Generally, I’m not a big fan of fireworks, but I do enjoy the odd organised display and I had high expectations of this one. The last time I watched a display on Weymouth seafront I’d had an extremely transcendental experience, being totally drawn into the way the light and patterns of some of the professional fireworks played the sky, seemingly falling towards the audience with an invite into the vortex to . . . somewhere!

“Do you remember the last time we watched the fireworks?” I said to FreeToBeP, “Some of them were like portals into outer space – like we were travelling through the stars!”

“Oh yeah!” he replied in agreement.

“I felt like I’d left the beach and was somewhere else.” I told him, wistfully.

“Yeah. It was like we went up into space, past all the stars!”

I don’t know how much was the power of suggestion, but I think he remembered. Yet I doubt he placed such significance on it. Young children are often living in states of transcendence through their power to live in the present, yet such peak experiences do not tend to happen as frequently in adult life.

The display this carnival night was also a good one, if not spiritually significant (I do feel I put high hopes on such simple things sometimes!). We sat in a cosy row a few metres from the calm sea, wrapped up against the somewhat autumnal chill and rapt with the light and colour and sparkles of the show.

FreeToBeZ didn’t want to leave the beach.
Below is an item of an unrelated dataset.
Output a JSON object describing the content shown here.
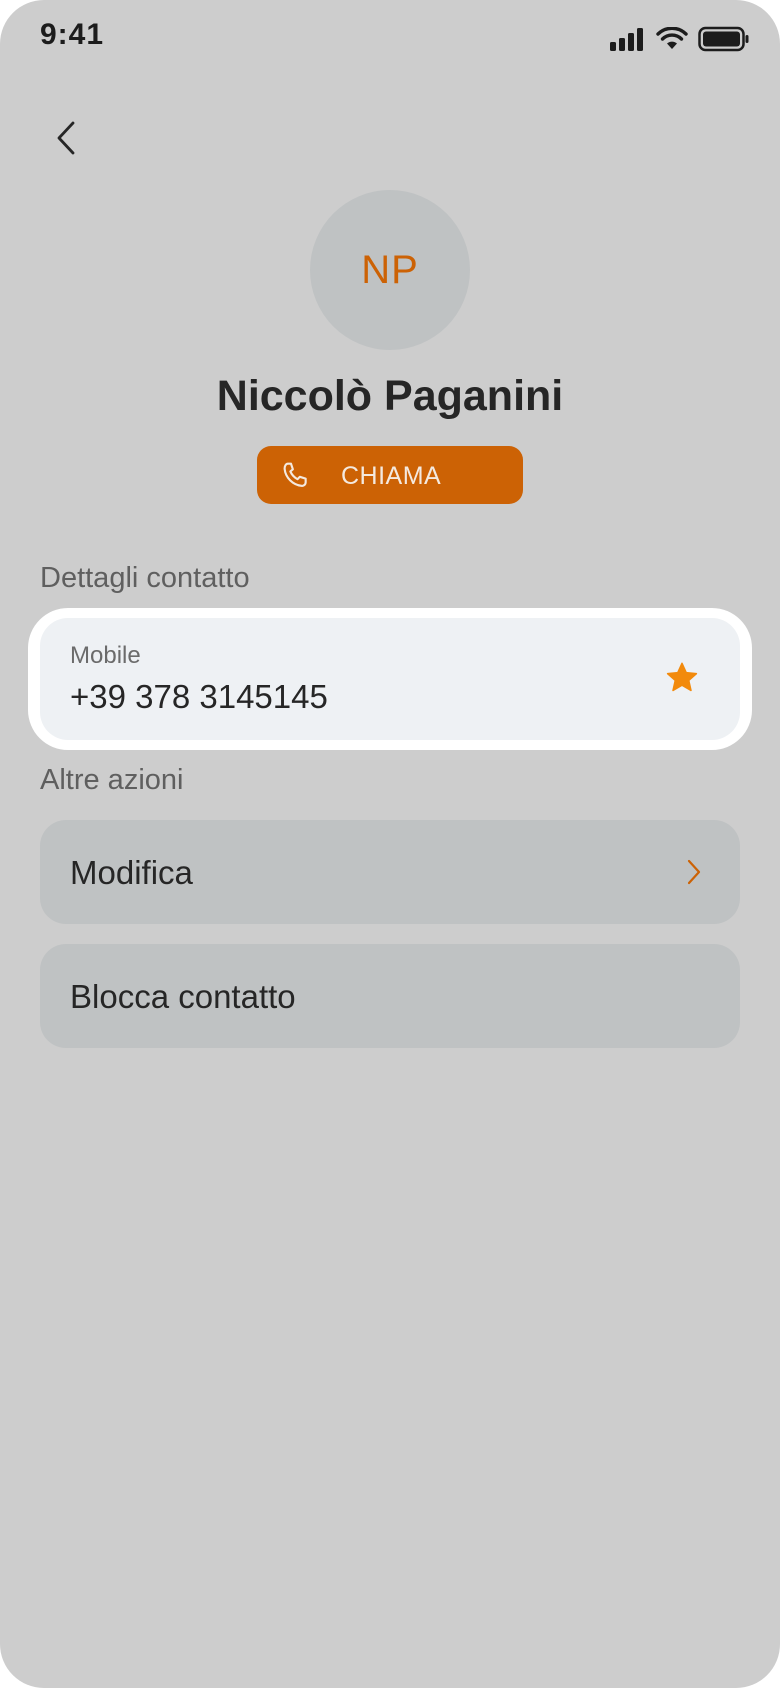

Conversely, FreeToBeP was looking forward to going to bed (result!) with the cuddly toy he’d won.

It felt satisfying and soulful to truly appreciate our locality. No, there’s not a carnival every day but there’s always the sea and sand.

Today FreeToBeZ packed her little backpack, put on her shoes, unlocked the door to the outside world and told me she was going down to the beach to watch more planes.

“But we’re not going down to the beach now.” I told her, apologetically.

“Yeah, me like beach, me go myself! Mummy home, me go myself – ok?!” she informed me precociously.

I think it’s safe to say we all had fun.